[Supplied data]
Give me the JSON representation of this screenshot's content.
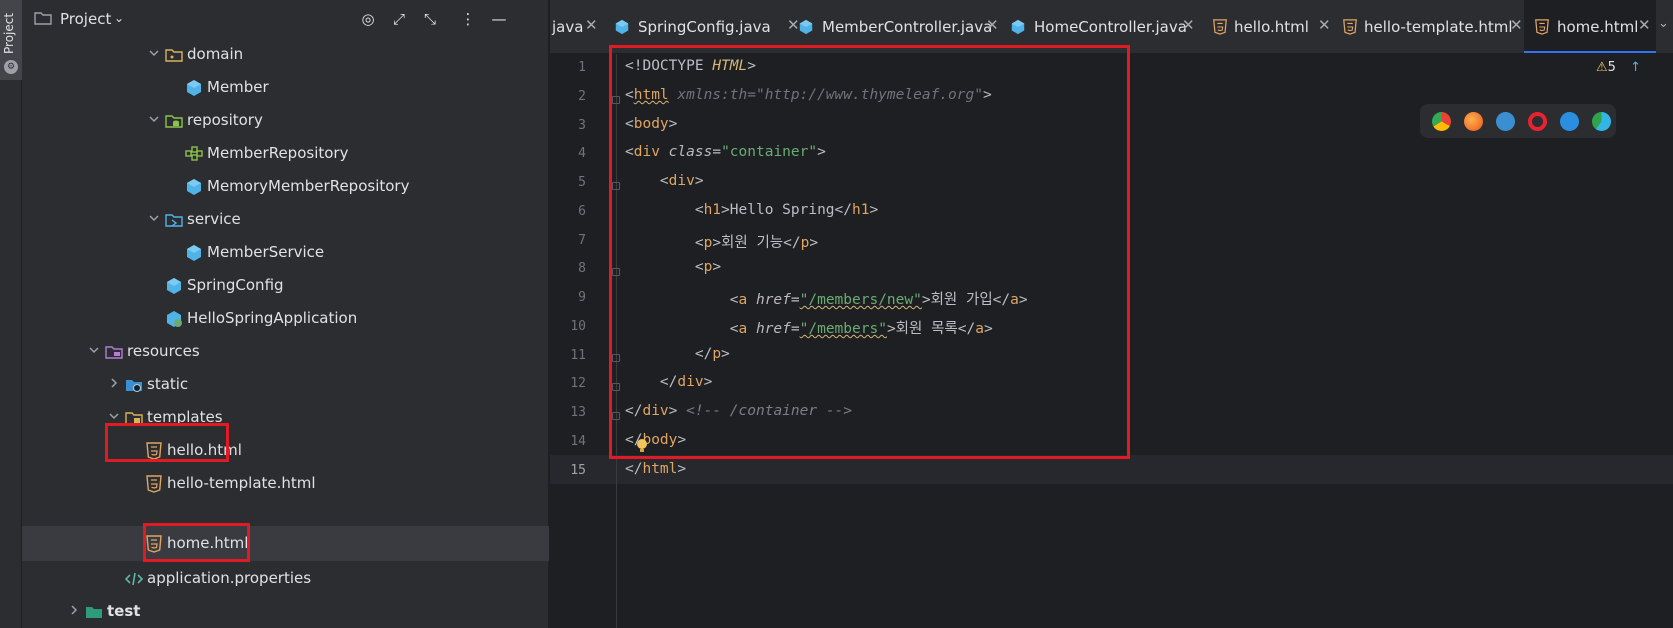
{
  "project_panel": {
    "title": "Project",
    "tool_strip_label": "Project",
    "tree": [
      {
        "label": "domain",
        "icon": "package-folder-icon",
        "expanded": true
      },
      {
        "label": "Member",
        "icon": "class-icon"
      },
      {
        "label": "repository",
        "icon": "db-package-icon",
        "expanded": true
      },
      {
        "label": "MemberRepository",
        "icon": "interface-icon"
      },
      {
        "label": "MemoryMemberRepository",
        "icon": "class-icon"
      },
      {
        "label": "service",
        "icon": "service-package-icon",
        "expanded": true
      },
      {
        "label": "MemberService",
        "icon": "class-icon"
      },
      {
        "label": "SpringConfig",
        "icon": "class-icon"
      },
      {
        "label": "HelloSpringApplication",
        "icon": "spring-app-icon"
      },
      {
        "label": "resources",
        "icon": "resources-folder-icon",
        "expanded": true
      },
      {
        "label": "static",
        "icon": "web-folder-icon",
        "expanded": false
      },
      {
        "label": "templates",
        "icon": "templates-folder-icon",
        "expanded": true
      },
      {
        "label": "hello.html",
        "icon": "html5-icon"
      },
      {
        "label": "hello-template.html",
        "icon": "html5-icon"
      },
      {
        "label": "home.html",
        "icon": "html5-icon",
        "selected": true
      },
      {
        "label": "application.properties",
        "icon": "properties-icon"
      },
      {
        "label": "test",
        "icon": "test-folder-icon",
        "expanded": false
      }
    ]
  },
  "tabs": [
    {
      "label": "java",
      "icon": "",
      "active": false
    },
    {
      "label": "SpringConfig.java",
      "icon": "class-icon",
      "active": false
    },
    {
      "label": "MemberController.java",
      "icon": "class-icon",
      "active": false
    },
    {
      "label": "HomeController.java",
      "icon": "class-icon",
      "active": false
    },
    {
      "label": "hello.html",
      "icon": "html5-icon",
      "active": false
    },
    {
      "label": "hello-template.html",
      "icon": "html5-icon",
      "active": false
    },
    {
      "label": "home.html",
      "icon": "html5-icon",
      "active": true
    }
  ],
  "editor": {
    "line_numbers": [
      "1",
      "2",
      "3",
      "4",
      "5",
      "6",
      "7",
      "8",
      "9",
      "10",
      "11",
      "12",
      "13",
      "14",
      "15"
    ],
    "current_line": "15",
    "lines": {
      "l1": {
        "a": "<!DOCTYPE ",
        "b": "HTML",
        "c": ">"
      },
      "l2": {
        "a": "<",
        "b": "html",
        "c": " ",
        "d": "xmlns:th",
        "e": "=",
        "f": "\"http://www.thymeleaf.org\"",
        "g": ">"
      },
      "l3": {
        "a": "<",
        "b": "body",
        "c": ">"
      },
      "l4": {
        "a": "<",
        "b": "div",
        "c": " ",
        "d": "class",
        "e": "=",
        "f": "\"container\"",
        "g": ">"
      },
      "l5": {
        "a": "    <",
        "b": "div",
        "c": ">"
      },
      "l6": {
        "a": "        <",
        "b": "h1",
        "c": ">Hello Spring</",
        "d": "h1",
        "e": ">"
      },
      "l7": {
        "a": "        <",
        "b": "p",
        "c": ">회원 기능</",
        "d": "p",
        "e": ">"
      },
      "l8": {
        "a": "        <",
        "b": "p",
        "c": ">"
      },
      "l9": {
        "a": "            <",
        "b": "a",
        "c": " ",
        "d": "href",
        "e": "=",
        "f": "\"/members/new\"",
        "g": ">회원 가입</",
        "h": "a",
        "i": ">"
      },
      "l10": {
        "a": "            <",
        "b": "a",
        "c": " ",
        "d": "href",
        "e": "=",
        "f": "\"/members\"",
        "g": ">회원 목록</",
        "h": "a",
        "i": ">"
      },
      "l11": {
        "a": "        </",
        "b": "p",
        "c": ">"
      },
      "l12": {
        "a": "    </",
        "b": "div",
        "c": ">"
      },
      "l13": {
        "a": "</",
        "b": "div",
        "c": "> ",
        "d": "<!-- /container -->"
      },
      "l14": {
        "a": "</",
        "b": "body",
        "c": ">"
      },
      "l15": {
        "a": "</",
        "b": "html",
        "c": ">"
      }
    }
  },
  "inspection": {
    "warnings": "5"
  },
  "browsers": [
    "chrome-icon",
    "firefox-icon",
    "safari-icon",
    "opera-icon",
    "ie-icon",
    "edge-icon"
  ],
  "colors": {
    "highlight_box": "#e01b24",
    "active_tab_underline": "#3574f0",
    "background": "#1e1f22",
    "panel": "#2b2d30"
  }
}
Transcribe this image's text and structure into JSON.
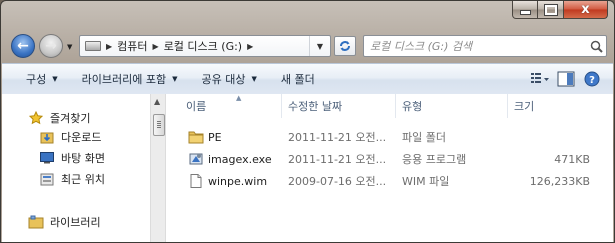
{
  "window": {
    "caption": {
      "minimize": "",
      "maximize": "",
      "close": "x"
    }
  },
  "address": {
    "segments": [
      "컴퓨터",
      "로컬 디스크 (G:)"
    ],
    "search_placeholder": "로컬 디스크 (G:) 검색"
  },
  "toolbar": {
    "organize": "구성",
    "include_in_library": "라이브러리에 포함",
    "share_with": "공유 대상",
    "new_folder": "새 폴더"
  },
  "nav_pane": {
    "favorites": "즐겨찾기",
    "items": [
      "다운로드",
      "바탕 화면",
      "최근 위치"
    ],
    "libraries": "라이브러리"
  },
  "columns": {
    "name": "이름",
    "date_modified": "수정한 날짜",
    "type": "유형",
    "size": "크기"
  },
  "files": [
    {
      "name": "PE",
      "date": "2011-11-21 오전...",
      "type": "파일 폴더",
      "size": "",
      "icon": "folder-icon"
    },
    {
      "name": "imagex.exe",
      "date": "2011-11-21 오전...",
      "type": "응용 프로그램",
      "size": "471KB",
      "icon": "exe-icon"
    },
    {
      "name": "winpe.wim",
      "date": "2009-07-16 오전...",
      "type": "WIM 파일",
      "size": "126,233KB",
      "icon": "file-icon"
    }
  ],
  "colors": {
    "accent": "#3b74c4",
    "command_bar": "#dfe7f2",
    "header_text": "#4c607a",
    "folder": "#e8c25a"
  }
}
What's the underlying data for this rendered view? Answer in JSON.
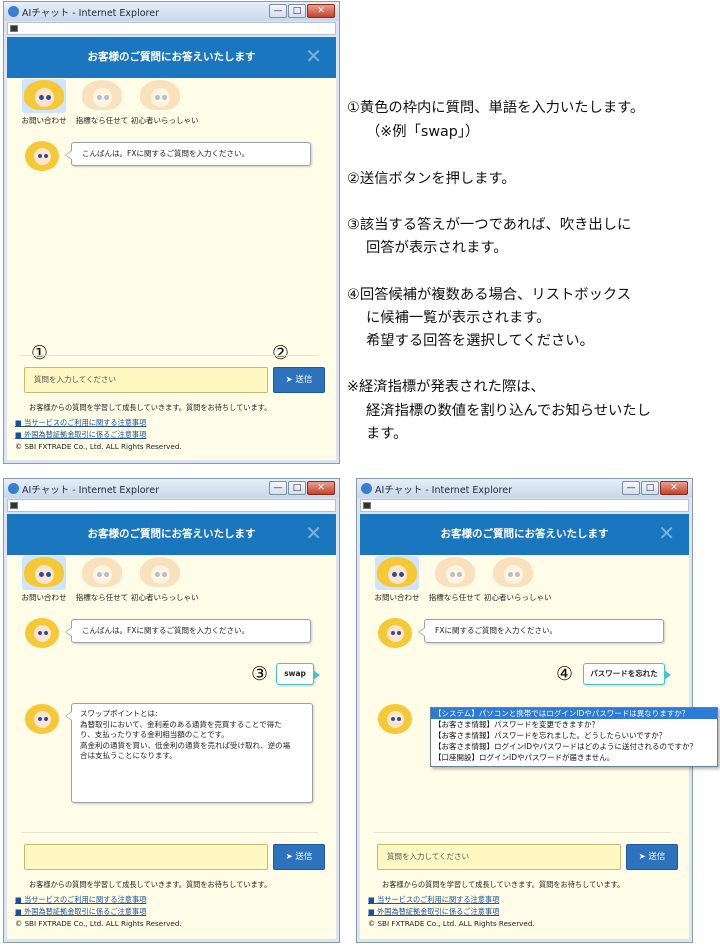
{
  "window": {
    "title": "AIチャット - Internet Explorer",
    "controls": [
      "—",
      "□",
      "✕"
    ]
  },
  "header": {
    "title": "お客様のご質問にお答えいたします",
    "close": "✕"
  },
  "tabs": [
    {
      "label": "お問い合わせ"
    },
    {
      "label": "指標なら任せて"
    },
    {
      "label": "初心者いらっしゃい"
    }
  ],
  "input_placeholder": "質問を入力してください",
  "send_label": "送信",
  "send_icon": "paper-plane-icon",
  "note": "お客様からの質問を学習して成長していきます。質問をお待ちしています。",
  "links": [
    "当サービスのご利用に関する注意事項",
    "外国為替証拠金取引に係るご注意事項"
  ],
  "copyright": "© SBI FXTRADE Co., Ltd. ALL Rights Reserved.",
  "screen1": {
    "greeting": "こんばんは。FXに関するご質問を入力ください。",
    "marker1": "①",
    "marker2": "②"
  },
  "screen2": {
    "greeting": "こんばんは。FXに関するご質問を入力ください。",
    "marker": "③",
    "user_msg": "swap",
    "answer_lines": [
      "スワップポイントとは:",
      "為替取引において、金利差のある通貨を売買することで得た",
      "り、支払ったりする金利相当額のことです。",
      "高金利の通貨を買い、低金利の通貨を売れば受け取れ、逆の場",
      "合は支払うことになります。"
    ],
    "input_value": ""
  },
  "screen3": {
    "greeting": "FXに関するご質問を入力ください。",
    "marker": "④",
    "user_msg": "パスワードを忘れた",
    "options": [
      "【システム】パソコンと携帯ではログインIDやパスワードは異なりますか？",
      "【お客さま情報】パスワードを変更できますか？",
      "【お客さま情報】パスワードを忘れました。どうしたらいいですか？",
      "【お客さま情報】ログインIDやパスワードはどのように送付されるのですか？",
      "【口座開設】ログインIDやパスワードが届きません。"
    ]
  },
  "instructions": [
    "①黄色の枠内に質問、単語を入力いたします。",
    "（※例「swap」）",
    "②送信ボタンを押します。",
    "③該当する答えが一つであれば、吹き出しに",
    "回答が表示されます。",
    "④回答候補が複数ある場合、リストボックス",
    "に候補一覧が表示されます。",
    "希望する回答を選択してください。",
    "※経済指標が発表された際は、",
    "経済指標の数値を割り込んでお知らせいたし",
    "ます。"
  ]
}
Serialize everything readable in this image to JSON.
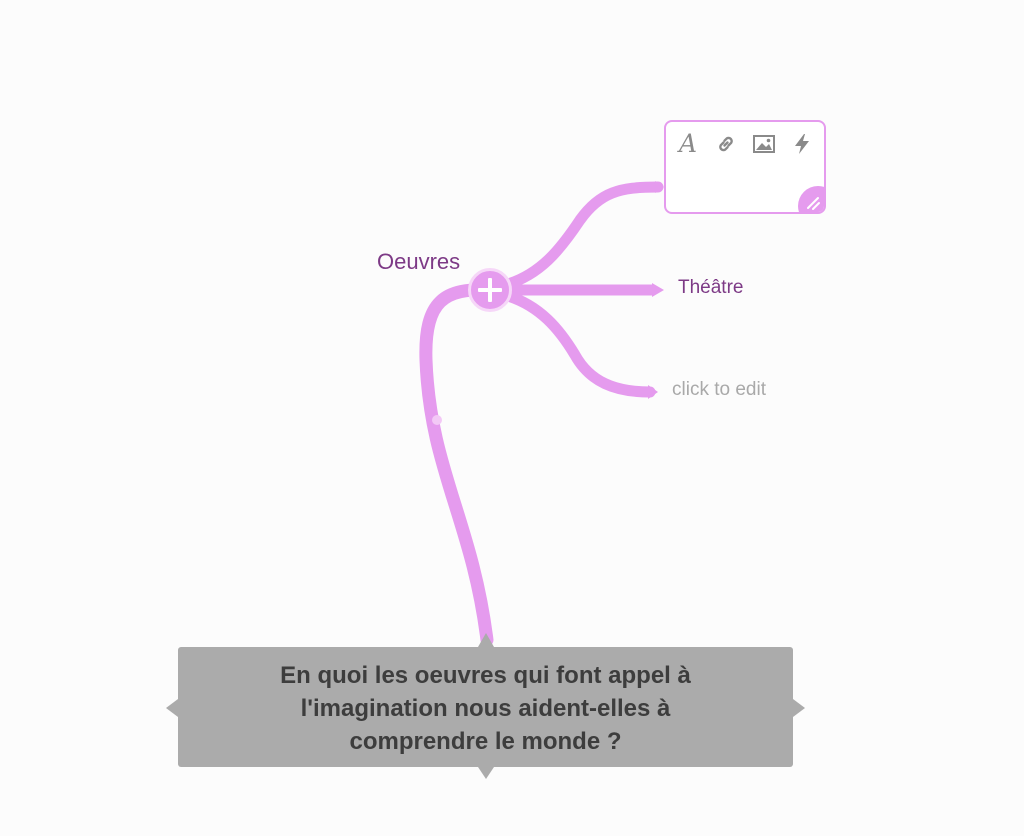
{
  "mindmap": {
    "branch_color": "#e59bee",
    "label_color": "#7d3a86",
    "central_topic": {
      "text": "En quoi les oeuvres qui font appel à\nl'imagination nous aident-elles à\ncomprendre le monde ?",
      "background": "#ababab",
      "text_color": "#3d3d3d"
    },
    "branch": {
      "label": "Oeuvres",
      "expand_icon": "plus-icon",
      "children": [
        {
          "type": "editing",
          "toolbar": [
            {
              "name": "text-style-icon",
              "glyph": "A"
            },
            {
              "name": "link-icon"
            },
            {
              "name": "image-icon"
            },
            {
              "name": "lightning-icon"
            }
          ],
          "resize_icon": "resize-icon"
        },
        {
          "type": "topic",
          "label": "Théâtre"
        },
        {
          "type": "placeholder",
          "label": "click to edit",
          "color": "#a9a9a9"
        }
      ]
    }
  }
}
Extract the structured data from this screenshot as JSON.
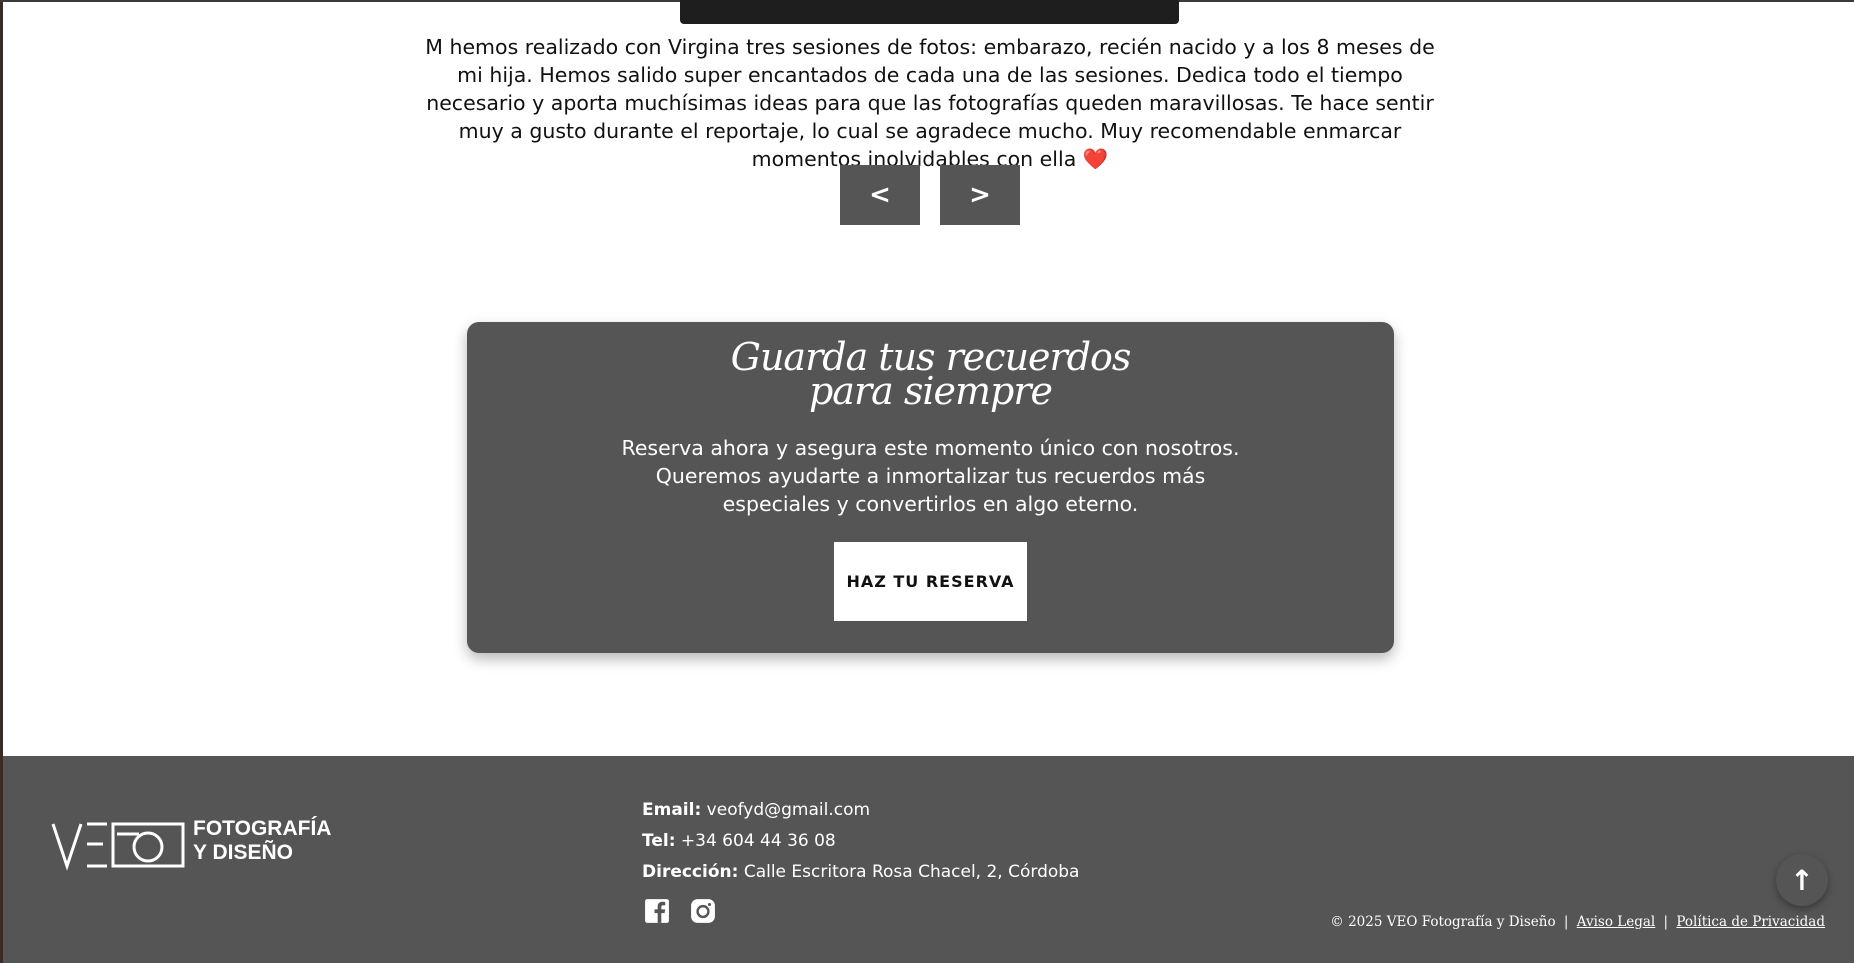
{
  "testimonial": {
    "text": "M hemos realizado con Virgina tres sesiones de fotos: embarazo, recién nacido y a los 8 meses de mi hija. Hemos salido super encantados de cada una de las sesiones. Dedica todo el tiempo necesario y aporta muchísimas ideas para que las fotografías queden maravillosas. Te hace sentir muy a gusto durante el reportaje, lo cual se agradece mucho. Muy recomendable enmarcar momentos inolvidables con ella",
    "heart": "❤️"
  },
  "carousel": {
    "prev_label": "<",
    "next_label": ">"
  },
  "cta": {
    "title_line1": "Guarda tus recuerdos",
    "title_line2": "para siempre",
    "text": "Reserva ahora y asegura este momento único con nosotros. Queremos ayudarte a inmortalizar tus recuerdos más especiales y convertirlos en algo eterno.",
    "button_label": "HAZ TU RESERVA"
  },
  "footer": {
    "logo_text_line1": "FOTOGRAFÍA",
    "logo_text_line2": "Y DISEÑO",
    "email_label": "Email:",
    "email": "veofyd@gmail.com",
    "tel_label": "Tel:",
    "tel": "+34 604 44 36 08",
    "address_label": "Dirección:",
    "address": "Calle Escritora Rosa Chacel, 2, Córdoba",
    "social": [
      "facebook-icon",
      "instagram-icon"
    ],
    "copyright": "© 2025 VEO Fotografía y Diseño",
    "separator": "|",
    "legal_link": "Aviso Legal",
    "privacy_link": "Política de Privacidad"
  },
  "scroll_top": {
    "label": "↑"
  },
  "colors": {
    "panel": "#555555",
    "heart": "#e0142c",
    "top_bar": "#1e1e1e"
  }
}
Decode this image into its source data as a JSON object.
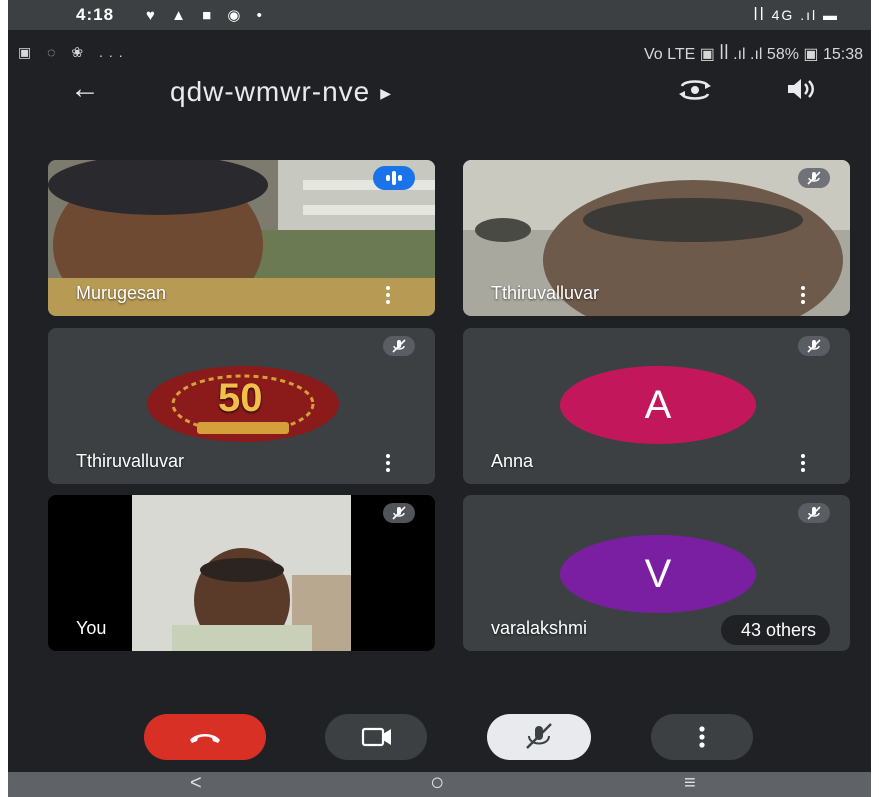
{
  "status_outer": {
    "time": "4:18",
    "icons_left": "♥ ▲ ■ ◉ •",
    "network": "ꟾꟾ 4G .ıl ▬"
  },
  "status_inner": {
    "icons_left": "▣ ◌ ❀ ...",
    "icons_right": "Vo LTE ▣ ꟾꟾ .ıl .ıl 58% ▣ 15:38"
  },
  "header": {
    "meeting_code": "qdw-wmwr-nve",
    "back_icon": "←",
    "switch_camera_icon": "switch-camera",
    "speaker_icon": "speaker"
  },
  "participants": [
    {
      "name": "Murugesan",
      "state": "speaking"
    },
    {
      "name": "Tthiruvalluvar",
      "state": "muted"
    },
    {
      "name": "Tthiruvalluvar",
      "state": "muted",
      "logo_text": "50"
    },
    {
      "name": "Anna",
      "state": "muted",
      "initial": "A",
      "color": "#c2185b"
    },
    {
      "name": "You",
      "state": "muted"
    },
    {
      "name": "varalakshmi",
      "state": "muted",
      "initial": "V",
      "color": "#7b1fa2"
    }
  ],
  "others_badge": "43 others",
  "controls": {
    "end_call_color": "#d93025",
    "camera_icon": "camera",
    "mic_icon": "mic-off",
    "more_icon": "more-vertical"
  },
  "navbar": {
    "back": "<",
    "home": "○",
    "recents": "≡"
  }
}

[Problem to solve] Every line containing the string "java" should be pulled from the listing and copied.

[Answer to this task]
      "label": "java",
      "label": "SpringConfig.java",
      "label": "MemberController.java",
      "label": "HomeController.java",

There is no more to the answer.